Data extracts
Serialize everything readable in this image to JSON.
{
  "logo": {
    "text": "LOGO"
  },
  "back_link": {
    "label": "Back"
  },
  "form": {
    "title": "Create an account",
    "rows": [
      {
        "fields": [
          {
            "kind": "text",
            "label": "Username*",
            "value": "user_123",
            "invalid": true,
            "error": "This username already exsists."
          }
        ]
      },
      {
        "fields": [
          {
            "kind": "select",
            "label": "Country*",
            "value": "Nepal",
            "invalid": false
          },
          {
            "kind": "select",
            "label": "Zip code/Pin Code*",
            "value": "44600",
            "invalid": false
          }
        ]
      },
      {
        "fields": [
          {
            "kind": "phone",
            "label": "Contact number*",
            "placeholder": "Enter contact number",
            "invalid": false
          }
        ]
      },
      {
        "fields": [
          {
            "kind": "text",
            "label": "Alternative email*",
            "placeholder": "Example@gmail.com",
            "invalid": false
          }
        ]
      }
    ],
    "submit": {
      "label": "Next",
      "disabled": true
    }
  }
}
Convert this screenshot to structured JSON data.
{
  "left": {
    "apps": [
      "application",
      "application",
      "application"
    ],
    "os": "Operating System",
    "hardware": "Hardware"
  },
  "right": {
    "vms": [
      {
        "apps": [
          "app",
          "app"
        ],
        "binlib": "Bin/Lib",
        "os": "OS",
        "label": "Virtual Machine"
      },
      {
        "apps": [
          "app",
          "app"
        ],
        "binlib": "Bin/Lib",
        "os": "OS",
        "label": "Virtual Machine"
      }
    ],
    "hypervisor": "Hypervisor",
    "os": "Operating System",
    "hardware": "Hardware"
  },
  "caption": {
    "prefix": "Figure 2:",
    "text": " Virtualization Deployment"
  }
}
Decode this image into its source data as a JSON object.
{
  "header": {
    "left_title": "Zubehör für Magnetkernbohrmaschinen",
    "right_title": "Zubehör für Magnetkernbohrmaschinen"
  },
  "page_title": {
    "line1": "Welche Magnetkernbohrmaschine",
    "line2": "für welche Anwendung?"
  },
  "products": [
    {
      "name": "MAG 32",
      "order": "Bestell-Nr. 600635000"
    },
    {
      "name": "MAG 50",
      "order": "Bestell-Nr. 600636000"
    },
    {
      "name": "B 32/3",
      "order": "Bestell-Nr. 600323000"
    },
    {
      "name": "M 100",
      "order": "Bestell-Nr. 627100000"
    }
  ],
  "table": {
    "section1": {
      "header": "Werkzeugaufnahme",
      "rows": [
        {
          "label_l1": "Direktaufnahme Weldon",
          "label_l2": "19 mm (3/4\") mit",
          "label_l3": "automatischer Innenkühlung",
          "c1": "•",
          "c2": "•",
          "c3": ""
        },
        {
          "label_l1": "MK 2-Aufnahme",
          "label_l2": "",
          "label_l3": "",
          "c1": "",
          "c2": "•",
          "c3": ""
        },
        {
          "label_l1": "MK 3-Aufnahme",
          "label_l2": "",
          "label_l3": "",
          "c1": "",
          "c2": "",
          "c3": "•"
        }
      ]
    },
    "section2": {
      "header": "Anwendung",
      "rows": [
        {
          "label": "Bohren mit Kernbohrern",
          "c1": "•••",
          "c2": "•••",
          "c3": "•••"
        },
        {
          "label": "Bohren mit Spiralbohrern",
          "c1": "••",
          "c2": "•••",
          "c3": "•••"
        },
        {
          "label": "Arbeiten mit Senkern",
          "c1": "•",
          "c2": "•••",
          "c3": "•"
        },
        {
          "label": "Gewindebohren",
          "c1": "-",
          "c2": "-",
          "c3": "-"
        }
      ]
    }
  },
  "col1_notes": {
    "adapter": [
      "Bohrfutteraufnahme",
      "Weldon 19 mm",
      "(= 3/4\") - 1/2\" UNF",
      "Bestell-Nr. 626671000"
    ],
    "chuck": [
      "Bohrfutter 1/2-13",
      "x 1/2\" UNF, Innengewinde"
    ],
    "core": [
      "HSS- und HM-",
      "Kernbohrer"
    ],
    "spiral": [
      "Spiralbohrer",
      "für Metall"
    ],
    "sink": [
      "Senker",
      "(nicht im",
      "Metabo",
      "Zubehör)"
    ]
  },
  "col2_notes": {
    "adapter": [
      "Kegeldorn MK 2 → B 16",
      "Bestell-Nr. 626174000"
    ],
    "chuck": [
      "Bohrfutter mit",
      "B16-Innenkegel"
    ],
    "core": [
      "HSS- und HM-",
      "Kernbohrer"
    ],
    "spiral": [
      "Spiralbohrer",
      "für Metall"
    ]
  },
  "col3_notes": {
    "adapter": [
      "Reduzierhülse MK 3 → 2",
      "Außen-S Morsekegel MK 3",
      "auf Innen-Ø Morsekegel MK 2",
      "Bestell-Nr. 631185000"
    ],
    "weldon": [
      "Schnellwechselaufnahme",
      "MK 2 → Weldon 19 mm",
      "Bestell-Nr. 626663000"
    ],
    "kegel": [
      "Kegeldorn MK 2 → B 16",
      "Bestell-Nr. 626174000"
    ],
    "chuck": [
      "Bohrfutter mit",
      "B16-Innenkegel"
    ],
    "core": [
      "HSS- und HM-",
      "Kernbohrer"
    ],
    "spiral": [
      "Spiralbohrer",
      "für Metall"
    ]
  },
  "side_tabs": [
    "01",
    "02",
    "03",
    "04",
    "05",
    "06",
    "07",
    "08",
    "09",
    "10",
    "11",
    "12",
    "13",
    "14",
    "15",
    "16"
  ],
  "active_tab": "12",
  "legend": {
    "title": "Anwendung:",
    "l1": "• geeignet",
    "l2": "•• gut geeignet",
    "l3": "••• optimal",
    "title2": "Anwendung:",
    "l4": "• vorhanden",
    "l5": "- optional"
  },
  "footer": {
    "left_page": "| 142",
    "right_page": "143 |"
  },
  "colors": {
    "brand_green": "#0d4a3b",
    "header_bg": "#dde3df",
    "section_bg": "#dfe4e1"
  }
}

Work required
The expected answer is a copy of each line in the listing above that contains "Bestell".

Output for this exercise
      "order": "Bestell-Nr. 600635000"
      "order": "Bestell-Nr. 600636000"
      "order": "Bestell-Nr. 600323000"
      "order": "Bestell-Nr. 627100000"
      "Bestell-Nr. 626671000"
      "Bestell-Nr. 626174000"
      "Bestell-Nr. 631185000"
      "Bestell-Nr. 626663000"
      "Bestell-Nr. 626174000"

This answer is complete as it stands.